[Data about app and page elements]
:::::

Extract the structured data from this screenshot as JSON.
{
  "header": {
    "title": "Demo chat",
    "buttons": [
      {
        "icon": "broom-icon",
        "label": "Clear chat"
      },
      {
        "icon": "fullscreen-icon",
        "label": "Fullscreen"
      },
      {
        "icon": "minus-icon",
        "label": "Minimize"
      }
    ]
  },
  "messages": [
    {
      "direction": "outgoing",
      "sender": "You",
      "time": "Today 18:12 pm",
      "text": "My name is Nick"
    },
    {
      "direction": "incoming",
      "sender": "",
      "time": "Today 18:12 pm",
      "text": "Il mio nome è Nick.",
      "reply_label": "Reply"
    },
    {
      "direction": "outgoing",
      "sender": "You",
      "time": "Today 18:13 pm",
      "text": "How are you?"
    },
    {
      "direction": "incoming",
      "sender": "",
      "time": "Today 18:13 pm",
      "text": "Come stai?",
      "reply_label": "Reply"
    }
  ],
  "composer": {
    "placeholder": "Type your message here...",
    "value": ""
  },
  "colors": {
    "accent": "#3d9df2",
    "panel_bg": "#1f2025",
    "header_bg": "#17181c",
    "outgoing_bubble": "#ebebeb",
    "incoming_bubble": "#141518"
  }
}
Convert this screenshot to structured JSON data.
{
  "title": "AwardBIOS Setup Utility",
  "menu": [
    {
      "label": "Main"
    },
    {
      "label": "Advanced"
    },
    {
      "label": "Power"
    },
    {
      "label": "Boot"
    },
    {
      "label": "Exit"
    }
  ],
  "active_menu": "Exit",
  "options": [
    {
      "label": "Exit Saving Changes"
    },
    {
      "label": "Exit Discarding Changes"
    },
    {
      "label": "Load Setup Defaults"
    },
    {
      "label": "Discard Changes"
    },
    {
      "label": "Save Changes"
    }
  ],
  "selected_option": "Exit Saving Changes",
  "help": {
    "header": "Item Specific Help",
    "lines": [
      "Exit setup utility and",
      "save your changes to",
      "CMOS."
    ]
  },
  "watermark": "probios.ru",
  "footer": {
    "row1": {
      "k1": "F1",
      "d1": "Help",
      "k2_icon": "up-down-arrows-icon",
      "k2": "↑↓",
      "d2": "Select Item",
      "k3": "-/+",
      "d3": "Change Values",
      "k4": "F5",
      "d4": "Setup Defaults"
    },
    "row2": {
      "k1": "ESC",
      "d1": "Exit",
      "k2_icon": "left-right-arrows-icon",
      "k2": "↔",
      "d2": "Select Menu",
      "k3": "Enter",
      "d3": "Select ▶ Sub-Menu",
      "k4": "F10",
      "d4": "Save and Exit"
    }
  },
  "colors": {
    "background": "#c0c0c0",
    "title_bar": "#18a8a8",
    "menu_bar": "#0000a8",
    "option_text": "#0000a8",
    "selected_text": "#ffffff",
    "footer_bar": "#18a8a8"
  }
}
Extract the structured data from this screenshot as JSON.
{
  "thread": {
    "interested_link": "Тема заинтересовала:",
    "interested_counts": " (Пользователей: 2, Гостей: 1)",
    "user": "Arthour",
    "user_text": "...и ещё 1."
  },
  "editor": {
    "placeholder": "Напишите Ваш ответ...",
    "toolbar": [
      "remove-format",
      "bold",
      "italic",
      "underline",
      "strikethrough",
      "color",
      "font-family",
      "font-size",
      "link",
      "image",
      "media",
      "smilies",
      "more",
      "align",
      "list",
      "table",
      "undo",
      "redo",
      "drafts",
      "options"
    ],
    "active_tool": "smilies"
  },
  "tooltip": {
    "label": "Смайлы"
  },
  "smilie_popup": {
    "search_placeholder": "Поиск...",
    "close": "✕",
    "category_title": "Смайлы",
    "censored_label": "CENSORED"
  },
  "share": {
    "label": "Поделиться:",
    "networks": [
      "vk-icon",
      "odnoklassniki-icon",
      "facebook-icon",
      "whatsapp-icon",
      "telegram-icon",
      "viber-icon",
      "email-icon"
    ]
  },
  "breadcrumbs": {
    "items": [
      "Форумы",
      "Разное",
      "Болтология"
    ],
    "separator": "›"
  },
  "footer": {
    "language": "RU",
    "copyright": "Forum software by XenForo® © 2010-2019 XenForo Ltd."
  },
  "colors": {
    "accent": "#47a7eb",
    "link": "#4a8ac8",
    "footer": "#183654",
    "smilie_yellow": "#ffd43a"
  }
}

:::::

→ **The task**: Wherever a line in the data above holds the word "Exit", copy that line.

→ **Solution below**:
      "label": "Exit"
  "active_menu": "Exit",
      "label": "Exit Saving Changes"
      "label": "Exit Discarding Changes"
  "selected_option": "Exit Saving Changes",
      "Exit setup utility and",
      "d1": "Exit",
      "d4": "Save and Exit"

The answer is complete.